Grace DeKoker, Editor-in-Chief

Teenagers have been taught since childhood knows that cigarettes are a leading cause of lung cancer. The tobacco, tar, and noxious chemicals combined with nicotine creates a highly addictive stimulant that can cause lifelong damage. A popular alternative to smoking that has been on the rise is the use of e-cigarettes, also known as vaping. An e-cigarette consists of a metal or plastic chamber, with a battery to heat up liquid into vapor that will be inhaled. A new market of smoking-alternatives and cigarettes has exploded, one of the most popular has been the Juul. E-cigs and Juuls are certainly not traditional cigarettes, but that does not mean there are no risks to the users.

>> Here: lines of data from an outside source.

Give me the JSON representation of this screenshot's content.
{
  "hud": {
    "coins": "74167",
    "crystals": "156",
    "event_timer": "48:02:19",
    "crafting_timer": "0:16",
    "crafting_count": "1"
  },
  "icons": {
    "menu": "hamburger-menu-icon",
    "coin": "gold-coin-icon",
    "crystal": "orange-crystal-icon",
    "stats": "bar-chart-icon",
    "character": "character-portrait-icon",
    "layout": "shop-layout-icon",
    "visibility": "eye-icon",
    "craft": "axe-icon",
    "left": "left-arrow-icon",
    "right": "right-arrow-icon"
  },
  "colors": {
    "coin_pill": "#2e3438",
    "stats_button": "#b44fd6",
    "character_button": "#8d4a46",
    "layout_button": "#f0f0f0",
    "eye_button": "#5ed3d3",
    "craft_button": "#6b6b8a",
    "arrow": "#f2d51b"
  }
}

Juul poses an exceptionally high danger to adolescents, particularly those who are not using them for the intended purpose of quitting smoking. One Juul pod has the equivalent nicotine to a full pack of cigarettes, according to the Truth Initiative, and 63 percent of Juul users were unaware that the product is always made with nicotine. Teens are ingesting concentrated nicotine and not even realizing it. While nicotine itself isn’t classified as a carcinogen, studies from the National Center for Biotechnology Information show that it can speed up the rate of tumor cell growth in the lungs, colon, and breast, and can lower the effectiveness of broad treatments these types of cancer as well as many others, according to a Harvard study from 2017.

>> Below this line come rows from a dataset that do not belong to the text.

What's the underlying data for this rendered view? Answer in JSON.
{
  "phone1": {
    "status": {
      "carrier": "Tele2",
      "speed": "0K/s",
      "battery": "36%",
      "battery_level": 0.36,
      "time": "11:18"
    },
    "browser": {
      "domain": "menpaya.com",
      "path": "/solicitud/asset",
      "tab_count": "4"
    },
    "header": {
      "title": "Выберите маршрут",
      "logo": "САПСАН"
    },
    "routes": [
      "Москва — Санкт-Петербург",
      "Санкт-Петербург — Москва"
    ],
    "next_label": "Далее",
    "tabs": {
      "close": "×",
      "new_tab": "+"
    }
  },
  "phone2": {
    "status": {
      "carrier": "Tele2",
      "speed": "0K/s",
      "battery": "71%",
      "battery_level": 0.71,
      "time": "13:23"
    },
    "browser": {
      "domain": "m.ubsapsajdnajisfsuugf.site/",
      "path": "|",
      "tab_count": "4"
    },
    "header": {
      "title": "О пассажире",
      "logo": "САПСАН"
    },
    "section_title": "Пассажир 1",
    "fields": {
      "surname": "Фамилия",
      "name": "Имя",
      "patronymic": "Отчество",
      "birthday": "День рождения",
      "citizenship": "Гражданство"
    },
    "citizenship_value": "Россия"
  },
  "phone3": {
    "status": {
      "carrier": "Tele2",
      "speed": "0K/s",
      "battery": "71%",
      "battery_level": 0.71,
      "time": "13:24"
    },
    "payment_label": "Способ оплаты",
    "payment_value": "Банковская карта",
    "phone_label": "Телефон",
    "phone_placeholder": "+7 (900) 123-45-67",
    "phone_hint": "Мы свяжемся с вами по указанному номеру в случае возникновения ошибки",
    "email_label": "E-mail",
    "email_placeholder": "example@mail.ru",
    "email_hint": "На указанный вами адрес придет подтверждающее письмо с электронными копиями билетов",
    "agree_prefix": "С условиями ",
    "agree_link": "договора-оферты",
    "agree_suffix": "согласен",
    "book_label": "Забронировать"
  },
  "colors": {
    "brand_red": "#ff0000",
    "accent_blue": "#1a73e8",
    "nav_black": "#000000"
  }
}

There also are links to insulin resistance, which is a direct route to increased risk of Type 2 Diabetes, and it can impair the development of adolescent brains, according to NCBI. Some teenagers who would steer clear of cigarettes choose to vape instead, not understanding the addictive nature of nicotine or the potential repercussions of nicotine ingestion. The University of Pittsburgh conducted a study that adds to the growing list of risks associated with vaping: they found that young adults who use e-cigarettes are four times more likely than their non-vaping peers to begin smoking traditional tobacco cigarettes within 18 months of their first time using e-cigarettes. It can be a gateway into smoking cigarettes, or even into further drug use, which can have incredibly dangerous and even fatal effects. Nicotine is a highly addictive substance, ranking below heroin but above alcohol and prescription medications. The long-term effects may not only cause serious health problems, it may even inhibit one’s ability to accept treatment for them.

A lesser known danger lies in the uncertainty surrounding e-cigarettes: most of the data gathered about the negative effects of cigarettes was culminated over decades of study and research. Vaping has surged in popularity over the past five years, and there simply is not enough data collected for healthcare professionals to come to an accurate conclusion about the effects of vaping on youth. Furthermore, Juul will not be submitting their product for official review from the FDA until 2022, meaning that some ingredients may be unsafe for consumption. Such ingredients include diacetyl, propylene glycol, and formaldehyde: diacetyl can cause scarring in lung tissue, as well as lung condition nicknamed ‘popcorn lung’ is caused by excess diacetyl, and the lungs of those affected may never return to normal. Formaldehyde as well as propylene glycol are a known carcinogens. All three have been found in trace amounts of Juul vapor.

The bottom line remains that not enough is known about Juul and vape products, and that information may not come for years or even decades. What is known is that dangerous nicotine addictions can occur in teens who otherwise would have had no exposure to the chemical, and that Juul popularity is sweeping the nation.